Ai Weiwei's censored films to go on show in Berlin

The works cannot be shown in China where the dissident artist says his identity has been erased

A group of children run through Ain al-Hilweh, the largest Palestinian refugee camp in Lebanon, from Human Flow by Ai Weiwei © Photo courtesy of Amazon Studios

More than 50 censored films made by the Chinese artist and activist Ai Weiwei, or others about his work, are due to go on show in Berlin this week.

The films cannot be shown in China, where, Ai says, “my name cannot be freely published or mentioned online and where the authorities have tried to erase my identity.” Self-expression, he adds, “is a fundamental part of being human” and to be “deprived of a voice is [...] ultimately to deny you your humanity”.

Among the works being screened at the Babylon theatre (19-24 February) are Human Flow, Ai’s 2017 documentary about the current global refugee crisis; Remembrance (2010), featuring voice recordings reciting the names of those that perished in the 2008 Sichuan earthquake; and Alison Klayman’s inside story Never Sorry (2012).

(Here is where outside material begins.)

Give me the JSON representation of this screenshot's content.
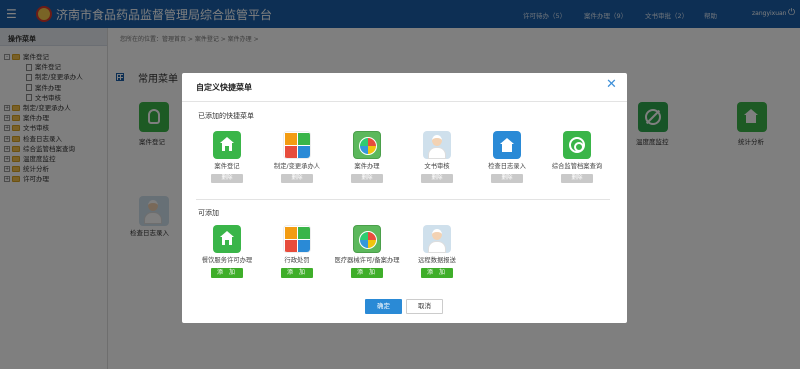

It was shortly after his work about the Sichuan earthquake, in which nearly 90,000 people including 5,000 children died, that Ai was first arrested in China, leading him to spend 81 days in a top-secret prison.

Despite this, Ai says in a statement that censorship is not restricted to authoritarian states. “Think of Edward Snowden’s revelations of pervasive surveillance,” he says. “I am interested in those whose voices have been suppressed, like the refugees featured in my new film The Rest, because in recognising their humanity I maintain my own. I am not producing films just for the sake of producing films, but rather to bring these stories and injustices into the wider sphere so that others can know.”

Ai stresses the importance of the internet in maintaining open dialogues. The internet felt “revolutionary”, Ai says, when he first started using it in China. “Anything that was posted online could immediately be seen and reposted by anybody,” he says. “At the time, the internet provided a platform for free expression that had never existed before.”

He says he was only interested in making films that could be posted online, “shining a light on social issues that had long been obscured and which I couldn’t ignore”. He adds: “We posted them everywhere, anywhere we could. As soon as the films were uploaded, they would be deleted by online censors. So we would post them elsewhere, but they would all be removed.”

It was with this sense of urgency about social injustices that Ai began to film the refugee crisis and the pro-democracy protests in Hong Kong. “These films are my activism. They are my way of giving voice to these critical issues,” he says. “Freedom of expression is the right from which all others flow. If this right is not guaranteed, then how can we talk about democracy, freedom, and human rights?”